(EXERCISE) Produce an exact copy of the listing.

(DATA RECORDS)
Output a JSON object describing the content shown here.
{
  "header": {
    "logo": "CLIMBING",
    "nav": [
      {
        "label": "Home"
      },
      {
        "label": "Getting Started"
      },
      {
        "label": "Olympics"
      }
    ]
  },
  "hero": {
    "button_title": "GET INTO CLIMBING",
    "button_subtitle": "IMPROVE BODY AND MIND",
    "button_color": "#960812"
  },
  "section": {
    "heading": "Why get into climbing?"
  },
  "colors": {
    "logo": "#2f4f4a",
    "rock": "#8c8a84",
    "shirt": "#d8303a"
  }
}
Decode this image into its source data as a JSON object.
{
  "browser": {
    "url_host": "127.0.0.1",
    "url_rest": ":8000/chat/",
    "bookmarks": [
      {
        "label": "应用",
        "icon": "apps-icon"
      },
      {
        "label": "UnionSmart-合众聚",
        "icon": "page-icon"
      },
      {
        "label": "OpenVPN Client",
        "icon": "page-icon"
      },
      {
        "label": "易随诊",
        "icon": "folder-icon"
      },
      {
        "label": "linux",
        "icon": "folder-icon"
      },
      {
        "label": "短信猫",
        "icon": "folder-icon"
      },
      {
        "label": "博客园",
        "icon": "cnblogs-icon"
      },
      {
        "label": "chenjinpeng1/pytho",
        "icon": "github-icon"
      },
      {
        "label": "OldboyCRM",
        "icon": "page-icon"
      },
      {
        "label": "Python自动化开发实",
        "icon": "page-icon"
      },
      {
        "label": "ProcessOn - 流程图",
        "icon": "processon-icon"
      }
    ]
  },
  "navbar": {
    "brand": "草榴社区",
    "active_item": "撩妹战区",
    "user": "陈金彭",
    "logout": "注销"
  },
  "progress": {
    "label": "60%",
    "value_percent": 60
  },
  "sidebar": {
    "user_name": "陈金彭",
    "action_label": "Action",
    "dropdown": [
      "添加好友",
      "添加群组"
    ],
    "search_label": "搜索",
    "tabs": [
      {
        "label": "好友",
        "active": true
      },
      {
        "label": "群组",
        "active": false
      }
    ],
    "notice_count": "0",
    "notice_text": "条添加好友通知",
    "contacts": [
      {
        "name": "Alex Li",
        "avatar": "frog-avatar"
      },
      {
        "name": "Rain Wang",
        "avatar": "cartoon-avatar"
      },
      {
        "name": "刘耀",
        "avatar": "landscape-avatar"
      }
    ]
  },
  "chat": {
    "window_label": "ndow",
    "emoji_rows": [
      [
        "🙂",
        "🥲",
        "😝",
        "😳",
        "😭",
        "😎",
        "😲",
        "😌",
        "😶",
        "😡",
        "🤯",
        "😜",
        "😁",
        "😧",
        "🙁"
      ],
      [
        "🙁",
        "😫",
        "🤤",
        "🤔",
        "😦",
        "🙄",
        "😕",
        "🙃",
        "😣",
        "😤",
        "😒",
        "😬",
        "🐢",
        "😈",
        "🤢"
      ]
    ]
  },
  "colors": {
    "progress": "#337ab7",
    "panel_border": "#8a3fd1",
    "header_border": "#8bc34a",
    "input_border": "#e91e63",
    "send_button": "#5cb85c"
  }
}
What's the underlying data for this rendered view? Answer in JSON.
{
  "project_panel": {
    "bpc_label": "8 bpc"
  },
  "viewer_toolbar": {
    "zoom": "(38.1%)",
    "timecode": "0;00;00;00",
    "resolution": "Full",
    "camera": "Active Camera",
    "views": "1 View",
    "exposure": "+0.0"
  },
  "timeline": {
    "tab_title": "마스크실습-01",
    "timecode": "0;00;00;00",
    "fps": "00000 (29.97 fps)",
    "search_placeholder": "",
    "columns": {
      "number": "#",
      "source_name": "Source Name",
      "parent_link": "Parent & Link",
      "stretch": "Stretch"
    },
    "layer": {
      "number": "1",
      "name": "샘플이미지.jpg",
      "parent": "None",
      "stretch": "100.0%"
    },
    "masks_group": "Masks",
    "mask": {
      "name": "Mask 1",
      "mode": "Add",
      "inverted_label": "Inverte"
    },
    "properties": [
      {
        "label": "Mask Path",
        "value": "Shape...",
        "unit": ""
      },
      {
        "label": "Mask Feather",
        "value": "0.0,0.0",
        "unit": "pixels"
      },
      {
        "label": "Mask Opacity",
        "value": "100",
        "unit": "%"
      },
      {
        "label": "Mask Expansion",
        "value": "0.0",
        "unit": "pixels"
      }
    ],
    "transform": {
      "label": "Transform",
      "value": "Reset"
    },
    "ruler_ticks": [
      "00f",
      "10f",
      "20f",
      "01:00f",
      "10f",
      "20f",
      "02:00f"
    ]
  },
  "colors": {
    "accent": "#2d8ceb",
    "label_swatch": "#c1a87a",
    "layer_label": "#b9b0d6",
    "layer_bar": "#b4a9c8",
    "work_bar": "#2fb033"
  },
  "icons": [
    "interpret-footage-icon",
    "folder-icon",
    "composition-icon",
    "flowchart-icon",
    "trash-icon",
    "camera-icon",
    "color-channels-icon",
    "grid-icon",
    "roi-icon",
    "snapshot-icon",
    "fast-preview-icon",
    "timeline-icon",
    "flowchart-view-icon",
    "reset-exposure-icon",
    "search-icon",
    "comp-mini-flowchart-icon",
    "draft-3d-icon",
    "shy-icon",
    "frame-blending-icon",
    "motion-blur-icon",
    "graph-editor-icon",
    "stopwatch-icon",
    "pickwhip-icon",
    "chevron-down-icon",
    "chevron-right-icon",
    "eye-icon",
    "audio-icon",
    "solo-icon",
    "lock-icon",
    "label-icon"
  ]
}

(RESULT)
Output a JSON object describing the content shown here.
{
  "header": {
    "logo": "CLIMBING",
    "nav": [
      {
        "label": "Home"
      },
      {
        "label": "Getting Started"
      },
      {
        "label": "Olympics"
      }
    ]
  },
  "hero": {
    "button_title": "GET INTO CLIMBING",
    "button_subtitle": "IMPROVE BODY AND MIND",
    "button_color": "#960812"
  },
  "section": {
    "heading": "Why get into climbing?"
  },
  "colors": {
    "logo": "#2f4f4a",
    "rock": "#8c8a84",
    "shirt": "#d8303a"
  }
}
Decode this image into its source data as a JSON object.
{
  "browser": {
    "url_host": "127.0.0.1",
    "url_rest": ":8000/chat/",
    "bookmarks": [
      {
        "label": "应用",
        "icon": "apps-icon"
      },
      {
        "label": "UnionSmart-合众聚",
        "icon": "page-icon"
      },
      {
        "label": "OpenVPN Client",
        "icon": "page-icon"
      },
      {
        "label": "易随诊",
        "icon": "folder-icon"
      },
      {
        "label": "linux",
        "icon": "folder-icon"
      },
      {
        "label": "短信猫",
        "icon": "folder-icon"
      },
      {
        "label": "博客园",
        "icon": "cnblogs-icon"
      },
      {
        "label": "chenjinpeng1/pytho",
        "icon": "github-icon"
      },
      {
        "label": "OldboyCRM",
        "icon": "page-icon"
      },
      {
        "label": "Python自动化开发实",
        "icon": "page-icon"
      },
      {
        "label": "ProcessOn - 流程图",
        "icon": "processon-icon"
      }
    ]
  },
  "navbar": {
    "brand": "草榴社区",
    "active_item": "撩妹战区",
    "user": "陈金彭",
    "logout": "注销"
  },
  "progress": {
    "label": "60%",
    "value_percent": 60
  },
  "sidebar": {
    "user_name": "陈金彭",
    "action_label": "Action",
    "dropdown": [
      "添加好友",
      "添加群组"
    ],
    "search_label": "搜索",
    "tabs": [
      {
        "label": "好友",
        "active": true
      },
      {
        "label": "群组",
        "active": false
      }
    ],
    "notice_count": "0",
    "notice_text": "条添加好友通知",
    "contacts": [
      {
        "name": "Alex Li",
        "avatar": "frog-avatar"
      },
      {
        "name": "Rain Wang",
        "avatar": "cartoon-avatar"
      },
      {
        "name": "刘耀",
        "avatar": "landscape-avatar"
      }
    ]
  },
  "chat": {
    "window_label": "ndow",
    "emoji_rows": [
      [
        "🙂",
        "🥲",
        "😝",
        "😳",
        "😭",
        "😎",
        "😲",
        "😌",
        "😶",
        "😡",
        "🤯",
        "😜",
        "😁",
        "😧",
        "🙁"
      ],
      [
        "🙁",
        "😫",
        "🤤",
        "🤔",
        "😦",
        "🙄",
        "😕",
        "🙃",
        "😣",
        "😤",
        "😒",
        "😬",
        "🐢",
        "😈",
        "🤢"
      ]
    ]
  },
  "colors": {
    "progress": "#337ab7",
    "panel_border": "#8a3fd1",
    "header_border": "#8bc34a",
    "input_border": "#e91e63",
    "send_button": "#5cb85c"
  }
}
What's the underlying data for this rendered view? Answer in JSON.
{
  "project_panel": {
    "bpc_label": "8 bpc"
  },
  "viewer_toolbar": {
    "zoom": "(38.1%)",
    "timecode": "0;00;00;00",
    "resolution": "Full",
    "camera": "Active Camera",
    "views": "1 View",
    "exposure": "+0.0"
  },
  "timeline": {
    "tab_title": "마스크실습-01",
    "timecode": "0;00;00;00",
    "fps": "00000 (29.97 fps)",
    "search_placeholder": "",
    "columns": {
      "number": "#",
      "source_name": "Source Name",
      "parent_link": "Parent & Link",
      "stretch": "Stretch"
    },
    "layer": {
      "number": "1",
      "name": "샘플이미지.jpg",
      "parent": "None",
      "stretch": "100.0%"
    },
    "masks_group": "Masks",
    "mask": {
      "name": "Mask 1",
      "mode": "Add",
      "inverted_label": "Inverte"
    },
    "properties": [
      {
        "label": "Mask Path",
        "value": "Shape...",
        "unit": ""
      },
      {
        "label": "Mask Feather",
        "value": "0.0,0.0",
        "unit": "pixels"
      },
      {
        "label": "Mask Opacity",
        "value": "100",
        "unit": "%"
      },
      {
        "label": "Mask Expansion",
        "value": "0.0",
        "unit": "pixels"
      }
    ],
    "transform": {
      "label": "Transform",
      "value": "Reset"
    },
    "ruler_ticks": [
      "00f",
      "10f",
      "20f",
      "01:00f",
      "10f",
      "20f",
      "02:00f"
    ]
  },
  "colors": {
    "accent": "#2d8ceb",
    "label_swatch": "#c1a87a",
    "layer_label": "#b9b0d6",
    "layer_bar": "#b4a9c8",
    "work_bar": "#2fb033"
  },
  "icons": [
    "interpret-footage-icon",
    "folder-icon",
    "composition-icon",
    "flowchart-icon",
    "trash-icon",
    "camera-icon",
    "color-channels-icon",
    "grid-icon",
    "roi-icon",
    "snapshot-icon",
    "fast-preview-icon",
    "timeline-icon",
    "flowchart-view-icon",
    "reset-exposure-icon",
    "search-icon",
    "comp-mini-flowchart-icon",
    "draft-3d-icon",
    "shy-icon",
    "frame-blending-icon",
    "motion-blur-icon",
    "graph-editor-icon",
    "stopwatch-icon",
    "pickwhip-icon",
    "chevron-down-icon",
    "chevron-right-icon",
    "eye-icon",
    "audio-icon",
    "solo-icon",
    "lock-icon",
    "label-icon"
  ]
}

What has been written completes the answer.